I happened to be training a gelding for a lady who was planning to ride it sidesaddle. Moreover, she had a tendency to ride sidesaddle in parades. I let her know that I’d been roping calves with her horse. Her question was,
“What on earth has roping to do with riding sidesaddle? “
In answer to that question, I have discovered several benefits to teaching a horse to work with a rope. First off, in order to use a rope, the horse has to be ridden with one hand on the reins, in other words,neck reined. That means additional training for the horse, beyond riding with two hands. It means a more finished horse. The finished horse works more from seat bone signals than from the reins, and a side saddle horse needs to have that seat bone control, since there is no leg to control the right side of the horse
Then, a rope horse has to be more “de-spooked” or ”bomb proofed” so that it doesn’t get upset by being rubbed, and tapped by the rope. In addition, it needs not to react to whatever is on the other end of the rope. Such a horse will be more accepting of the garments worn when riding aside, with fabric which occasionally flutters in the breeze, and of the noise and movement along a parade route.

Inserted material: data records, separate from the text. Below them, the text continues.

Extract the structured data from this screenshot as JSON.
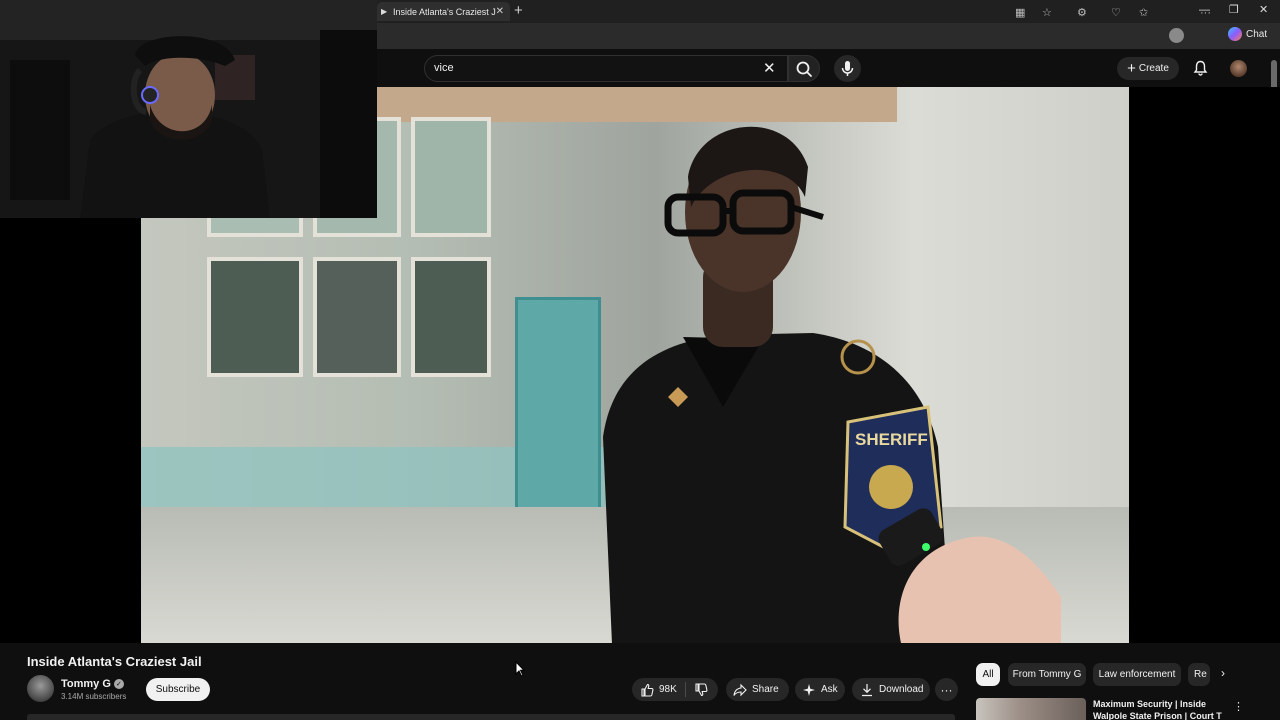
{
  "browser": {
    "tab": {
      "title": "Inside Atlanta's Craziest Jail",
      "favicon": "youtube-favicon",
      "close_glyph": "✕"
    },
    "new_tab_glyph": "+",
    "window_controls": [
      "—",
      "❐",
      "✕"
    ],
    "toolbar_icons": [
      "immersive-reader-icon",
      "favorite-star-icon",
      "extensions-icon",
      "browser-essentials-icon",
      "favorites-icon",
      "profile-icon",
      "settings-more-icon"
    ],
    "copilot_label": "Chat"
  },
  "youtube": {
    "search": {
      "value": "vice",
      "clear_glyph": "✕"
    },
    "create_label": "Create",
    "create_plus": "+"
  },
  "video": {
    "title": "Inside Atlanta's Craziest Jail",
    "channel": {
      "name": "Tommy G",
      "subscribers": "3.14M subscribers",
      "verified_glyph": "✓"
    },
    "subscribe_label": "Subscribe",
    "actions": {
      "likes": "98K",
      "share": "Share",
      "ask": "Ask",
      "download": "Download",
      "more": "···"
    },
    "patch_text": "SHERIFF"
  },
  "sidebar": {
    "chips": [
      "All",
      "From Tommy G",
      "Law enforcement",
      "Re"
    ],
    "chip_next": "›",
    "recommendation": {
      "title_line1": "Maximum Security | Inside",
      "title_line2": "Walpole State Prison | Court T",
      "more": "⋮"
    }
  },
  "colors": {
    "background": "#0f0f0f",
    "pill": "#272727",
    "text": "#f1f1f1",
    "subtext": "#aaaaaa",
    "subscribe_bg": "#f1f1f1"
  }
}
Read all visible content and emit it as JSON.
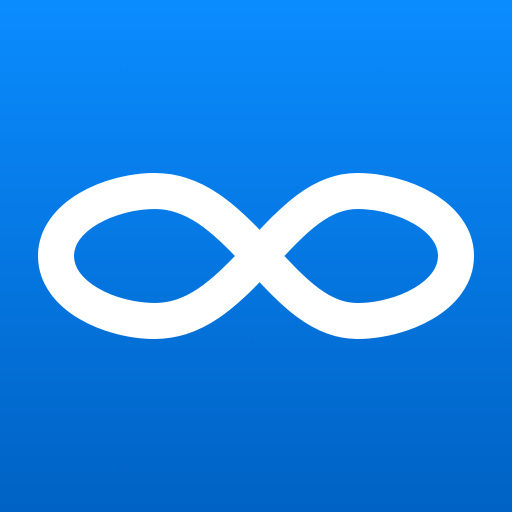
{
  "icon": {
    "symbol": "infinity-icon",
    "gradient_top": "#0a8cff",
    "gradient_bottom": "#0062c4",
    "glyph_color": "#ffffff"
  }
}
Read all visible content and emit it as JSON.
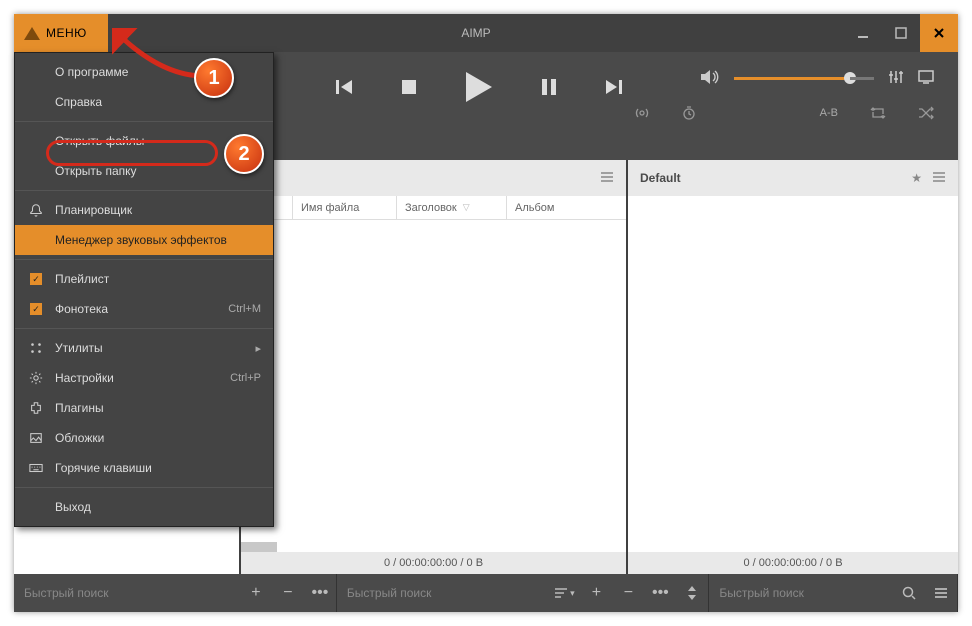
{
  "app": {
    "title": "AIMP",
    "menu_label": "МЕНЮ"
  },
  "menu": {
    "about": "О программе",
    "help": "Справка",
    "open_files": "Открыть файлы",
    "open_folder": "Открыть папку",
    "scheduler": "Планировщик",
    "fx_manager": "Менеджер звуковых эффектов",
    "playlist": "Плейлист",
    "library": "Фонотека",
    "library_sc": "Ctrl+M",
    "utilities": "Утилиты",
    "settings": "Настройки",
    "settings_sc": "Ctrl+P",
    "plugins": "Плагины",
    "covers": "Обложки",
    "hotkeys": "Горячие клавиши",
    "exit": "Выход"
  },
  "columns": {
    "num": "№",
    "filename": "Имя файла",
    "title": "Заголовок",
    "album": "Альбом"
  },
  "tabs": {
    "default": "Default"
  },
  "status": {
    "mid": "0 / 00:00:00:00 / 0 B",
    "right": "0 / 00:00:00:00 / 0 B"
  },
  "search": {
    "placeholder": "Быстрый поиск"
  },
  "extras": {
    "ab": "A-B"
  },
  "badges": {
    "one": "1",
    "two": "2"
  }
}
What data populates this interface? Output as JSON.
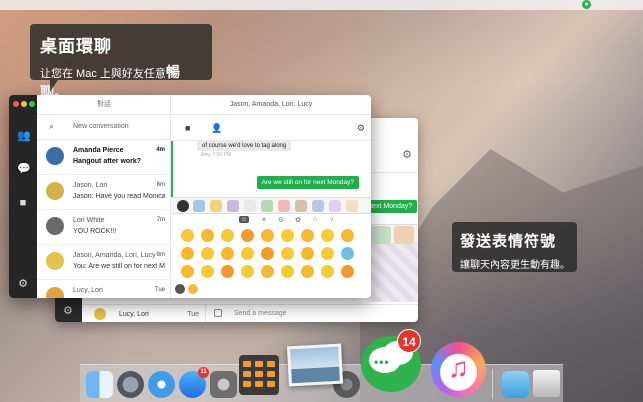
{
  "callouts": {
    "top": {
      "title": "桌面環聊",
      "subtitle_prefix": "让您在 Mac 上與好友任意",
      "subtitle_strong": "暢聊。"
    },
    "right": {
      "title": "發送表情符號",
      "subtitle": "讓聊天內容更生動有趣。"
    }
  },
  "menubar": {
    "icon": "line-icon"
  },
  "main_window": {
    "list_title": "對話",
    "search_placeholder": "New conversation",
    "chat_title": "Jason, Amanda, Lori, Lucy",
    "conversations": [
      {
        "name": "Amanda Pierce",
        "preview": "Hangout after work?",
        "time": "4m",
        "unread": true,
        "avatar_color": "#3b6ea5"
      },
      {
        "name": "Jason, Lori",
        "preview": "Jason: Have you read Monica's",
        "time": "6m",
        "unread": false,
        "avatar_color": "#d8b04a"
      },
      {
        "name": "Lori White",
        "preview": "YOU ROCK!!!",
        "time": "7m",
        "unread": false,
        "avatar_color": "#6a6a6a"
      },
      {
        "name": "Jason, Amanda, Lori, Lucy",
        "preview": "You: Are we still on for next Mo",
        "time": "8m",
        "unread": false,
        "avatar_color": "#e6c24a"
      },
      {
        "name": "Lucy, Lori",
        "preview": "",
        "time": "Tue",
        "unread": false,
        "avatar_color": "#e0a43a"
      }
    ],
    "messages": {
      "incoming": "of course we'd love to tag along",
      "incoming_meta": "Amy 7:06 PM",
      "outgoing": "Are we still on for next Monday?",
      "outgoing_meta": "✓"
    },
    "emoji_tabs": [
      "☺",
      "✶",
      "⚙",
      "✿",
      "⌂",
      "♪"
    ]
  },
  "back_window": {
    "bubble": "Next Monday?",
    "row_name": "Lucy, Lori",
    "row_time": "Tue",
    "compose_placeholder": "Send a message"
  },
  "dock": {
    "app_store_badge": "11",
    "line_badge": "14"
  },
  "colors": {
    "accent_green": "#1fae4a",
    "badge_red": "#e0362f",
    "sidebar_dark": "#262626"
  }
}
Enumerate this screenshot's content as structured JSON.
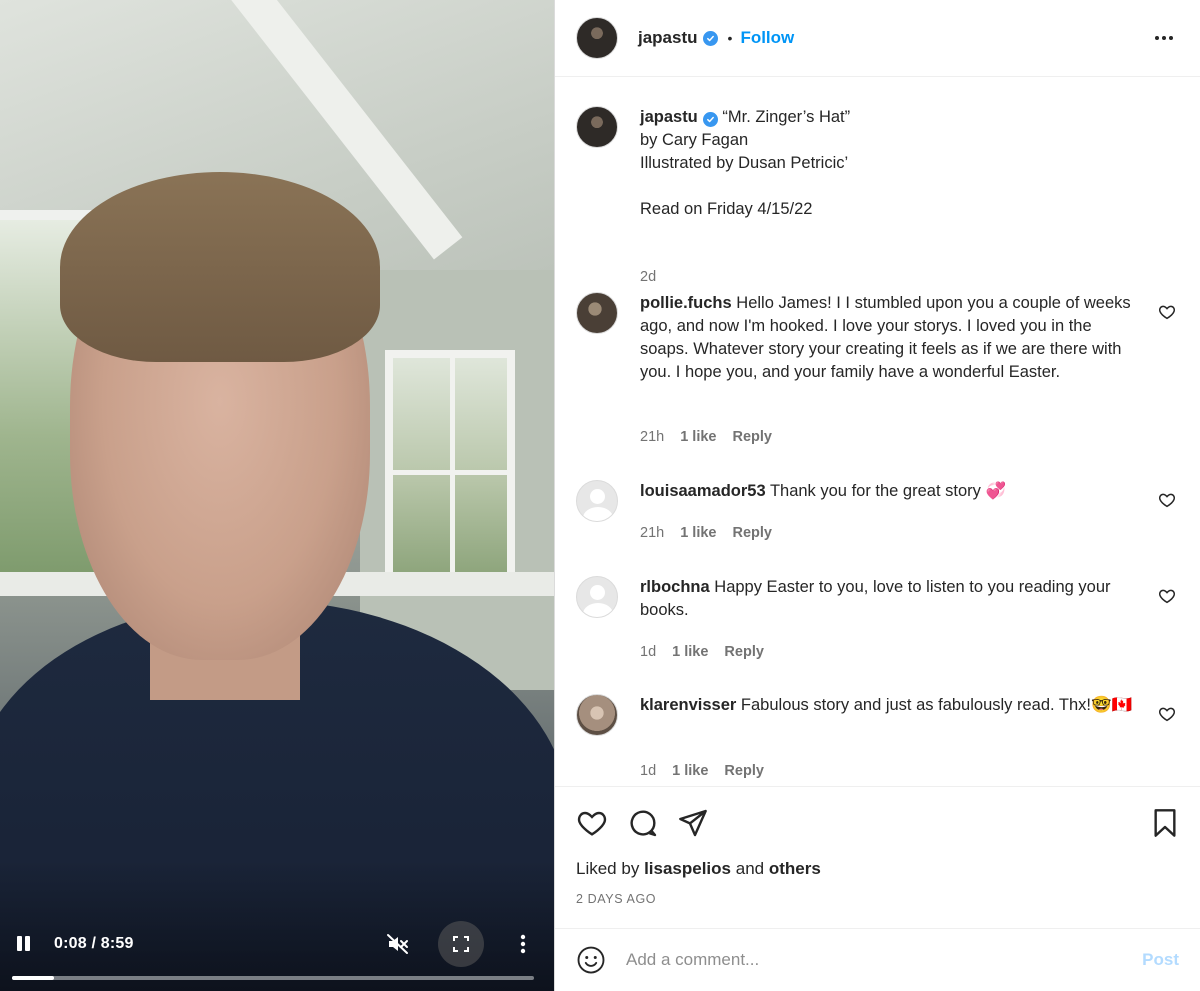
{
  "video": {
    "time": "0:08 / 8:59",
    "progress": 0.015
  },
  "post": {
    "username": "japastu",
    "follow_label": "Follow",
    "dot": "•",
    "caption": {
      "username": "japastu",
      "lines": [
        "“Mr. Zinger’s Hat”",
        "by Cary Fagan",
        "Illustrated by Dusan Petricic’",
        "",
        "Read on Friday 4/15/22"
      ],
      "age": "2d"
    }
  },
  "comments": [
    {
      "username": "pollie.fuchs",
      "text": "Hello James! I I stumbled upon you a couple of weeks ago, and now I'm hooked. I love your storys. I loved you in the soaps. Whatever story your creating it feels as if we are there with you. I hope you, and your family have a wonderful Easter.",
      "time": "21h",
      "likes": "1 like",
      "reply": "Reply"
    },
    {
      "username": "louisaamador53",
      "text": "Thank you for the great story 💞",
      "time": "21h",
      "likes": "1 like",
      "reply": "Reply"
    },
    {
      "username": "rlbochna",
      "text": "Happy Easter to you, love to listen to you reading your books.",
      "time": "1d",
      "likes": "1 like",
      "reply": "Reply"
    },
    {
      "username": "klarenvisser",
      "text": "Fabulous story and just as fabulously read. Thx!🤓🇨🇦",
      "time": "1d",
      "likes": "1 like",
      "reply": "Reply"
    }
  ],
  "footer": {
    "liked_prefix": "Liked by",
    "liked_user": "lisaspelios",
    "liked_and": "and",
    "liked_others": "others",
    "date": "2 DAYS AGO",
    "add_placeholder": "Add a comment...",
    "post_label": "Post"
  },
  "colors": {
    "accent": "#0095f6",
    "verified": "#3897f0",
    "post_disabled": "#b3dbff",
    "muted_text": "#737373"
  },
  "icons": [
    "pause-icon",
    "mute-icon",
    "fullscreen-icon",
    "kebab-icon",
    "verified-icon",
    "more-icon",
    "heart-icon",
    "comment-icon",
    "share-icon",
    "bookmark-icon",
    "emoji-icon"
  ]
}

A word of caution, however, is that the trainer who is using the rope also needs to be taught the art and science of roping, for there are indeed dangers involved when ropes, legs, fingers,horses and saddles all come together. If that weren’t true, where would cowboys get all those wonderful wreck stories they tell?